Airflow and Window Condensation
Never underestimate the power of airflow. If there’s one takeaway for reducing potential window condensation, it’s making sure that the air is moving in your home. Use fans to help promote circulation, and make sure that your bathrooms and kitchen are properly ventilated with exhaust fans that are vented to the outside. The same rules apply to laundry areas, as the exhaust from a dryer can emit large amounts of water vapor in a short period of time if vented into your home.
Identify unexpected culprits. There are many surprising items in your home that can contribute to excessive moisture in the air. Do you store unseasoned firewood inside? Do you have many indoor plants, especially on window sills? Do you have a large family? All of these factors can mean a moister environment where condensation could occur. You probably didn’t know that normal breathing and perspiration by a family of four adds a half pint of water to the air each hour—and cooking can add another four or five pints.

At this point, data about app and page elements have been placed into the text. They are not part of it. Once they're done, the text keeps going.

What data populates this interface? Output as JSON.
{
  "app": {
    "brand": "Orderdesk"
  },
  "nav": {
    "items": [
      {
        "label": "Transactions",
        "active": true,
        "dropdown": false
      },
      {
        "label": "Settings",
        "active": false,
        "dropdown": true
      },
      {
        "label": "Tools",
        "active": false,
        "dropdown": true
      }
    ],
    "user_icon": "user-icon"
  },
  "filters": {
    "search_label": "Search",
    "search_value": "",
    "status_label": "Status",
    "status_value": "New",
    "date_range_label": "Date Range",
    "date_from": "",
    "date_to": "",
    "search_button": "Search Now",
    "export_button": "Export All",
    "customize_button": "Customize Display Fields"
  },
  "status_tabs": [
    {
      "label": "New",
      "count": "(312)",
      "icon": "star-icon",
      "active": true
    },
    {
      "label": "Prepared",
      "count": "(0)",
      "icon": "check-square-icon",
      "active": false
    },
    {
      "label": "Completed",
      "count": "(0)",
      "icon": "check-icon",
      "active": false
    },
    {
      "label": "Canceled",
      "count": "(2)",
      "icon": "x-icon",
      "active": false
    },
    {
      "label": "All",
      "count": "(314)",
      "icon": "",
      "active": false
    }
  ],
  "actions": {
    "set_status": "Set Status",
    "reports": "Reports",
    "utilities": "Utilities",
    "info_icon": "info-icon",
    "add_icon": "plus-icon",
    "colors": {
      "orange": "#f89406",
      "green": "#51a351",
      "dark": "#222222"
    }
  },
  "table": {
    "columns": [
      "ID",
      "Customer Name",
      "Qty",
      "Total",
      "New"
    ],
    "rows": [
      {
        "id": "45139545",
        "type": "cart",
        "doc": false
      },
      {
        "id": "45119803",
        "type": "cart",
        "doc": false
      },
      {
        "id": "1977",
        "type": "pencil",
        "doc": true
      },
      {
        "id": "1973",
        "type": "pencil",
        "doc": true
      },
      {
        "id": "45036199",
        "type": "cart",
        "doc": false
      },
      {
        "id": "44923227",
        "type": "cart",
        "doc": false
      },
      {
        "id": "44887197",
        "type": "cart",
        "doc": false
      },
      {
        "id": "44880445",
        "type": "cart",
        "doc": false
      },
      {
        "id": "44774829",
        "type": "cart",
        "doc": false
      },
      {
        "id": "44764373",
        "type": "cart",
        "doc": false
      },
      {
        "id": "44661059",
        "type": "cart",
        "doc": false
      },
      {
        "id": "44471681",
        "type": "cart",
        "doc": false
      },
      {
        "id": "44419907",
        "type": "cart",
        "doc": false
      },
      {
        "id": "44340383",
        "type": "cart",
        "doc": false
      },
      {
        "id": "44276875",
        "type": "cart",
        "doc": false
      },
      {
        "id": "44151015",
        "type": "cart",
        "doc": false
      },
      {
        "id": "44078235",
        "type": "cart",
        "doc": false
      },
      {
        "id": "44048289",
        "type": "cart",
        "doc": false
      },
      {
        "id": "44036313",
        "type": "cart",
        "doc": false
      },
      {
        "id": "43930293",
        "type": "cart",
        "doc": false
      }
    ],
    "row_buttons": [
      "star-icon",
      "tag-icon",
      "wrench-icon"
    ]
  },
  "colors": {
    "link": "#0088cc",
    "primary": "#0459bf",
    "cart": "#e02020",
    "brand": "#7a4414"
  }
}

Be aware of bigger problems. Groundwater seeping through the foundation of your home can be a major cause of excess moisture. Ensure your home has proper gutters, flashing and downspouts and make sure that water is being channeled away from your foundation. Dirt floor crawl spaces can also be a source of moisture and should be vented or covered with plastic to create a vapor barrier. A building professional can help you diagnose and address these potential causes.
Consider the age of your home. Excessive moisture is certainly not a symptom of older homes alone. Building materials like new wood, plaster and cement from a remodel or new construction contain a great deal of moisture. When the heat is turned on for the first time, this moisture will flow out into the air and settle on your windows. Expect this to disappear after the first cool season you spend in your home.
Limit heavy window treatments and raise your shades when it’s coldest outside. It may seem counterintuitive, but heavy window drapes and blinds can trap warm air against the cold glass, leading to more condensation than you would see if the window was completely exposed to the interior of the room. Keep window coverings open during the day when it’s cold outside and avoid heavy drapery when window condensation is an issue.
Know your humidity levels. Testing the relative humidity in your home is a simple way to understand why you might be seeing moisture on your windows. The Better Business Bureau advises maintaining a 25 to 30-percent relative indoor humidity. You can easily test your home’s levels with a hygrometer available at most hardware or home improvement stores and many of today’s smart home thermostats will also monitor your home’s humidity levels.
Your old windows weren’t “better,” they were less energy efficient. Sometimes, after replacing older or original windows with new ones, you might see more condensation than you remember seeing before. Does this mean your original windows were simply better quality? Not necessarily. It actually means that the insulation and weather-stripping in your older windows allowed the house to breathe (more air in and out around the window seal) and more easily exchange drier air with more humid air. Today, windows and the houses they are placed in are more energy efficient, meaning that humid air can be more easily trapped inside of a home.
Understanding where moisture comes from and how to reduce it is the first step to diagnosing your condensation issues, but you don’t have to take our word for it. For additional tips on controlling humidity and to learn more about the causes of window condensation, read more from home expert Bob Vila or the American Society for Home Inspectors.
Have you decided to update your home's windows? Check out our six tips for choosing energy efficient windows.